KWS prepares for elephant census
23 January 2014, 16:49
Nairobi - The Kenya Wildlife Service (KWS) and various
stakeholders plan to carry out an aerial census of elephants in the
expansive Tsavo-Mkomazi ecosystem early next month.
KWS said the results of the Feb. 4-10 exercise will help policy
makers and park management make sound decisions on resource allocation
for security operations and conflict management.
"The census will be aimed at establishing the populations, trends and
distribution of elephants as well as map out human activities inside
and outside the protected areas," KWS Corporate Affairs Manager Paul
Udoto said in a statement on Thursday.
According to Udoto, common challenges facing Tsavo's management are
poaching for ivory, human encroachment and habitat destruction,
human-elephant conflict, livestock incursions into the Parks, and the
adverse and emergent effects of climate change such as severe droughts.
The six-day total aerial census for elephants and large mammals was
co-funded by the KWS and the International Fund for Animal Welfare
(IFAW), Daphne Sheldrick Wildlife Trust, Monitoring of Illegal Killing
of Elephants, Africa Elephant Fund, Save the Elephants and Tsavo Trust.
The statement said a number of pilots have also volunteered to join
the exercise conducted every two years.
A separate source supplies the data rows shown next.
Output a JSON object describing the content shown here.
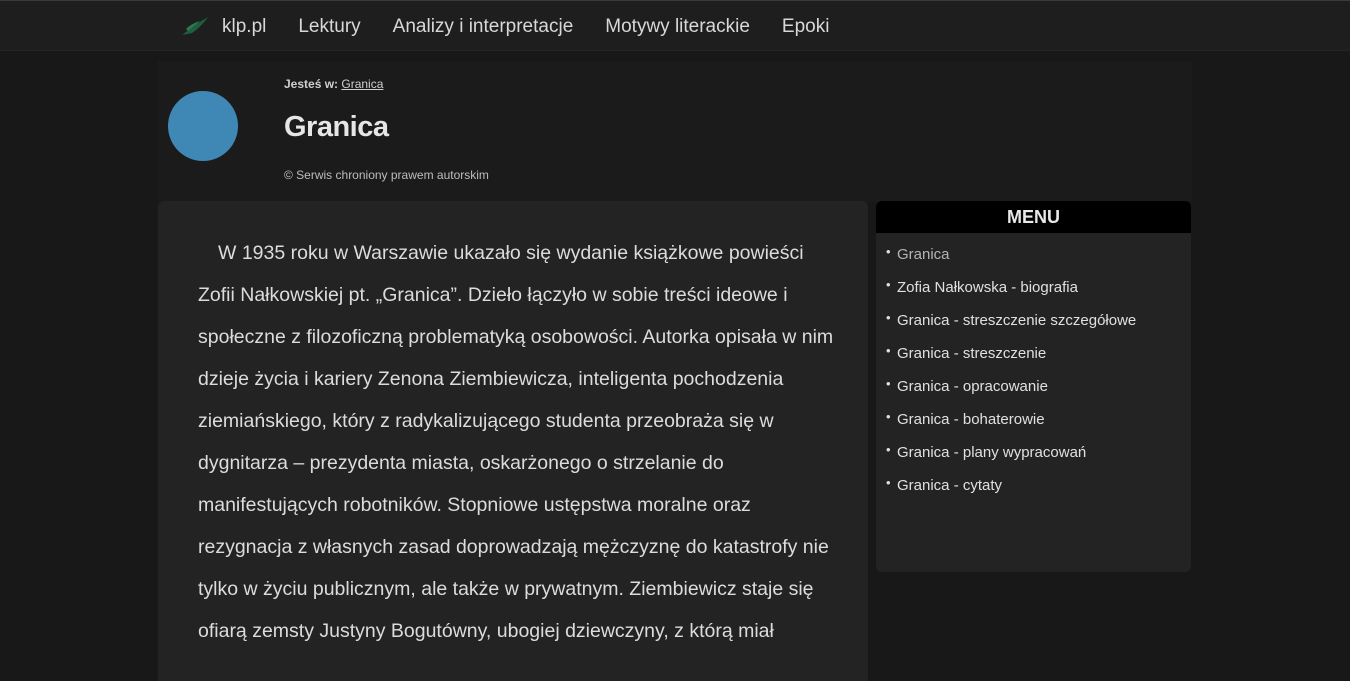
{
  "nav": {
    "logo_icon": "bird-logo-icon",
    "brand": "klp.pl",
    "links": [
      "Lektury",
      "Analizy i interpretacje",
      "Motywy literackie",
      "Epoki"
    ]
  },
  "header": {
    "breadcrumb_label": "Jesteś w:",
    "breadcrumb_link": "Granica",
    "title": "Granica",
    "copyright": "© Serwis chroniony prawem autorskim",
    "avatar_color": "#3f88b6"
  },
  "article": {
    "text": "W 1935 roku w Warszawie ukazało się wydanie książkowe powieści Zofii Nałkowskiej pt. „Granica”. Dzieło łączyło w sobie treści ideowe i społeczne z filozoficzną problematyką osobowości. Autorka opisała w nim dzieje życia i kariery Zenona Ziembiewicza, inteligenta pochodzenia ziemiańskiego, który z radykalizującego studenta przeobraża się w dygnitarza – prezydenta miasta, oskarżonego o strzelanie do manifestujących robotników. Stopniowe ustępstwa moralne oraz rezygnacja z własnych zasad doprowadzają mężczyznę do katastrofy nie tylko w życiu publicznym, ale także w prywatnym. Ziembiewicz staje się ofiarą zemsty Justyny Bogutówny, ubogiej dziewczyny, z którą miał"
  },
  "menu": {
    "title": "MENU",
    "items": [
      "Granica",
      "Zofia Nałkowska - biografia",
      "Granica - streszczenie szczegółowe",
      "Granica - streszczenie",
      "Granica - opracowanie",
      "Granica - bohaterowie",
      "Granica - plany wypracowań",
      "Granica - cytaty"
    ]
  }
}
Tsavo ecosystem censuses have
been conducted every three years since 2002.
Previous aerial census in 2011 in the same area showed that the
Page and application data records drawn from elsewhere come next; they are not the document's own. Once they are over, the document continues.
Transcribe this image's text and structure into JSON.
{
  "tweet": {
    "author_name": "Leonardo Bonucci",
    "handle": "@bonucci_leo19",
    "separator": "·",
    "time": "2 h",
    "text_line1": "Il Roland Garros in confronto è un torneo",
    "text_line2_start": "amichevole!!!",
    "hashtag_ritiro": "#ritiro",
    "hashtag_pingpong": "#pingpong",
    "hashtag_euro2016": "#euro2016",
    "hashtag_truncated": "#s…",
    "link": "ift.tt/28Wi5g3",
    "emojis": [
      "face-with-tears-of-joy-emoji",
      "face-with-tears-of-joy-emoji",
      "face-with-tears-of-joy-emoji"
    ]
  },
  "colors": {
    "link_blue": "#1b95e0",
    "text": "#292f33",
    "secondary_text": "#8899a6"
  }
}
elephant population stood at 12,572 up from 11,696 recorded in the last
census in 2008.
KWS had then attributed the decline in growth rate to the severe
drought Kenya suffered in 2009, which claimed hundreds of young and aged
"The elephant is Kenya's flag-ship species and so its distribution
and condition is a good indicator of the status of our wildlife," said
The Tsavo census usually covers Mkomazi in Tanzania, Tsavo West,
Tsavo East, Chyullu Hills national parks, South Kitui National Reserve
as well as the outlaying areas of Taita ranches and Mackinnon area in
The Tsavo ecosystem is critical for elephant conservation as it is
home to the largest population of elephants and covers approximately
four per cent of Kenya's landmass.
The fluctuation of Tsavo's elephant populations over the decades has had significant impacts on the ecology of the ecosystem.
In 1967, the ecosystem had some 35,000 elephants while about 5, 400
individuals were left in 1988. Heavy armed poaching and severe drought
were responsible for this rapid decline.
However since the 1990s, concerted efforts by KWS and other
conservation partners have seen elephant populations steadily increase
to the current status.